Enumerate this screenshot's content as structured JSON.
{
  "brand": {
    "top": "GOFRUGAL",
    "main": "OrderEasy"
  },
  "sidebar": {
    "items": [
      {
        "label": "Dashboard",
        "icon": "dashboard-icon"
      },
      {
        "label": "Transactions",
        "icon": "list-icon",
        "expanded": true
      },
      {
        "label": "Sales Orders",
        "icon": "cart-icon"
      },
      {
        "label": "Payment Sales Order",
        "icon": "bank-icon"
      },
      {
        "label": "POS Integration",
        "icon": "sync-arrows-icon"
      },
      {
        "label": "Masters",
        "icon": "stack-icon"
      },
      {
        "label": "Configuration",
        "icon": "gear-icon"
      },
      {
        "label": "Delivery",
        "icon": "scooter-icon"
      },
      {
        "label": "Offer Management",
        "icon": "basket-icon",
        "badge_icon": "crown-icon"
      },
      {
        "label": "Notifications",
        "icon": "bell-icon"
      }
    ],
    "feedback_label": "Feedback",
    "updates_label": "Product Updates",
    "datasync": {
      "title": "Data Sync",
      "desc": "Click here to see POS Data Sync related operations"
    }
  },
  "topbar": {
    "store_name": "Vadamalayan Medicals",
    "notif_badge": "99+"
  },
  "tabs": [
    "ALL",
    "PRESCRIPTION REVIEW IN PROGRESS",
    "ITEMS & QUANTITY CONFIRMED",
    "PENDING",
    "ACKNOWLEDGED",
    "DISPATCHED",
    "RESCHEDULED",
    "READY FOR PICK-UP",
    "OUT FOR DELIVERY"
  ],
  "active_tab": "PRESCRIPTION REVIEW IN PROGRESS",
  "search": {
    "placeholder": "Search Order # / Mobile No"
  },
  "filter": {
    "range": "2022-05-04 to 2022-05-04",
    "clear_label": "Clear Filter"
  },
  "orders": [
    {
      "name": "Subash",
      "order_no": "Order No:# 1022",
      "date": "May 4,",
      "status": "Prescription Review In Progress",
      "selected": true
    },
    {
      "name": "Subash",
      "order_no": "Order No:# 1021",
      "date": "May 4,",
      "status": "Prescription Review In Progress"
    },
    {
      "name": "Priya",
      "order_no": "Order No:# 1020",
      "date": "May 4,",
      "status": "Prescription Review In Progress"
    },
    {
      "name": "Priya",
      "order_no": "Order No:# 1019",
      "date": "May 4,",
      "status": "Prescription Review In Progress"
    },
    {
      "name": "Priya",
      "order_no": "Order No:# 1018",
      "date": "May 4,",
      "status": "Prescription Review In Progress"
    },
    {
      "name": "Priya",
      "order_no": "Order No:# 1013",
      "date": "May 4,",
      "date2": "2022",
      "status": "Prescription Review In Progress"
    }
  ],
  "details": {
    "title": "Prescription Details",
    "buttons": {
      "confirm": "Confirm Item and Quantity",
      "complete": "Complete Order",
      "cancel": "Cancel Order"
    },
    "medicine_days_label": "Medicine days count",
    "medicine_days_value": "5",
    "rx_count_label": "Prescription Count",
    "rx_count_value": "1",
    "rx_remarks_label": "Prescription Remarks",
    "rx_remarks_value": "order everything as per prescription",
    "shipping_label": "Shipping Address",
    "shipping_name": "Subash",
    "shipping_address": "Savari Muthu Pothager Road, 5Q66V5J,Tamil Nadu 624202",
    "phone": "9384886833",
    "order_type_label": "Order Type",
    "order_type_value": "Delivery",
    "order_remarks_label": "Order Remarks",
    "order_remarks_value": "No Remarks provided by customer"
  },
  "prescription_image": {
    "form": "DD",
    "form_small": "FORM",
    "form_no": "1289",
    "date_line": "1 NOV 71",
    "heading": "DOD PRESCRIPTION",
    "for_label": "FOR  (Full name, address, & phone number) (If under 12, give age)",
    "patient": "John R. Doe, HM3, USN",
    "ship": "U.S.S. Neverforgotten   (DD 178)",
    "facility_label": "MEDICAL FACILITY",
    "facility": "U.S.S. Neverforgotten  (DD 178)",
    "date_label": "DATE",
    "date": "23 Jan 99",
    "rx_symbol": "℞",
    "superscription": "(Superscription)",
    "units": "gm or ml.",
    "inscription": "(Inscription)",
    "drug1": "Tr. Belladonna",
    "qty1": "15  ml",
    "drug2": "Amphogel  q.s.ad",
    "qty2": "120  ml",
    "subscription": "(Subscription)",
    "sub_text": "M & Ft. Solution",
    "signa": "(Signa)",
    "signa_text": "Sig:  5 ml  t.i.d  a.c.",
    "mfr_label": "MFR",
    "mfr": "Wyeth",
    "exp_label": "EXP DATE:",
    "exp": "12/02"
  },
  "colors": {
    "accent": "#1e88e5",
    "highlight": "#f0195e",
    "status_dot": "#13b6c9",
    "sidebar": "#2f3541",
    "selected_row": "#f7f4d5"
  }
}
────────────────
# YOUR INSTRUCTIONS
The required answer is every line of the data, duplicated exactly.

# ANSWER TO THE EXERCISE
Enumerate this screenshot's content as structured JSON.
{
  "brand": {
    "top": "GOFRUGAL",
    "main": "OrderEasy"
  },
  "sidebar": {
    "items": [
      {
        "label": "Dashboard",
        "icon": "dashboard-icon"
      },
      {
        "label": "Transactions",
        "icon": "list-icon",
        "expanded": true
      },
      {
        "label": "Sales Orders",
        "icon": "cart-icon"
      },
      {
        "label": "Payment Sales Order",
        "icon": "bank-icon"
      },
      {
        "label": "POS Integration",
        "icon": "sync-arrows-icon"
      },
      {
        "label": "Masters",
        "icon": "stack-icon"
      },
      {
        "label": "Configuration",
        "icon": "gear-icon"
      },
      {
        "label": "Delivery",
        "icon": "scooter-icon"
      },
      {
        "label": "Offer Management",
        "icon": "basket-icon",
        "badge_icon": "crown-icon"
      },
      {
        "label": "Notifications",
        "icon": "bell-icon"
      }
    ],
    "feedback_label": "Feedback",
    "updates_label": "Product Updates",
    "datasync": {
      "title": "Data Sync",
      "desc": "Click here to see POS Data Sync related operations"
    }
  },
  "topbar": {
    "store_name": "Vadamalayan Medicals",
    "notif_badge": "99+"
  },
  "tabs": [
    "ALL",
    "PRESCRIPTION REVIEW IN PROGRESS",
    "ITEMS & QUANTITY CONFIRMED",
    "PENDING",
    "ACKNOWLEDGED",
    "DISPATCHED",
    "RESCHEDULED",
    "READY FOR PICK-UP",
    "OUT FOR DELIVERY"
  ],
  "active_tab": "PRESCRIPTION REVIEW IN PROGRESS",
  "search": {
    "placeholder": "Search Order # / Mobile No"
  },
  "filter": {
    "range": "2022-05-04 to 2022-05-04",
    "clear_label": "Clear Filter"
  },
  "orders": [
    {
      "name": "Subash",
      "order_no": "Order No:# 1022",
      "date": "May 4,",
      "status": "Prescription Review In Progress",
      "selected": true
    },
    {
      "name": "Subash",
      "order_no": "Order No:# 1021",
      "date": "May 4,",
      "status": "Prescription Review In Progress"
    },
    {
      "name": "Priya",
      "order_no": "Order No:# 1020",
      "date": "May 4,",
      "status": "Prescription Review In Progress"
    },
    {
      "name": "Priya",
      "order_no": "Order No:# 1019",
      "date": "May 4,",
      "status": "Prescription Review In Progress"
    },
    {
      "name": "Priya",
      "order_no": "Order No:# 1018",
      "date": "May 4,",
      "status": "Prescription Review In Progress"
    },
    {
      "name": "Priya",
      "order_no": "Order No:# 1013",
      "date": "May 4,",
      "date2": "2022",
      "status": "Prescription Review In Progress"
    }
  ],
  "details": {
    "title": "Prescription Details",
    "buttons": {
      "confirm": "Confirm Item and Quantity",
      "complete": "Complete Order",
      "cancel": "Cancel Order"
    },
    "medicine_days_label": "Medicine days count",
    "medicine_days_value": "5",
    "rx_count_label": "Prescription Count",
    "rx_count_value": "1",
    "rx_remarks_label": "Prescription Remarks",
    "rx_remarks_value": "order everything as per prescription",
    "shipping_label": "Shipping Address",
    "shipping_name": "Subash",
    "shipping_address": "Savari Muthu Pothager Road, 5Q66V5J,Tamil Nadu 624202",
    "phone": "9384886833",
    "order_type_label": "Order Type",
    "order_type_value": "Delivery",
    "order_remarks_label": "Order Remarks",
    "order_remarks_value": "No Remarks provided by customer"
  },
  "prescription_image": {
    "form": "DD",
    "form_small": "FORM",
    "form_no": "1289",
    "date_line": "1 NOV 71",
    "heading": "DOD PRESCRIPTION",
    "for_label": "FOR  (Full name, address, & phone number) (If under 12, give age)",
    "patient": "John R. Doe, HM3, USN",
    "ship": "U.S.S. Neverforgotten   (DD 178)",
    "facility_label": "MEDICAL FACILITY",
    "facility": "U.S.S. Neverforgotten  (DD 178)",
    "date_label": "DATE",
    "date": "23 Jan 99",
    "rx_symbol": "℞",
    "superscription": "(Superscription)",
    "units": "gm or ml.",
    "inscription": "(Inscription)",
    "drug1": "Tr. Belladonna",
    "qty1": "15  ml",
    "drug2": "Amphogel  q.s.ad",
    "qty2": "120  ml",
    "subscription": "(Subscription)",
    "sub_text": "M & Ft. Solution",
    "signa": "(Signa)",
    "signa_text": "Sig:  5 ml  t.i.d  a.c.",
    "mfr_label": "MFR",
    "mfr": "Wyeth",
    "exp_label": "EXP DATE:",
    "exp": "12/02"
  },
  "colors": {
    "accent": "#1e88e5",
    "highlight": "#f0195e",
    "status_dot": "#13b6c9",
    "sidebar": "#2f3541",
    "selected_row": "#f7f4d5"
  }
}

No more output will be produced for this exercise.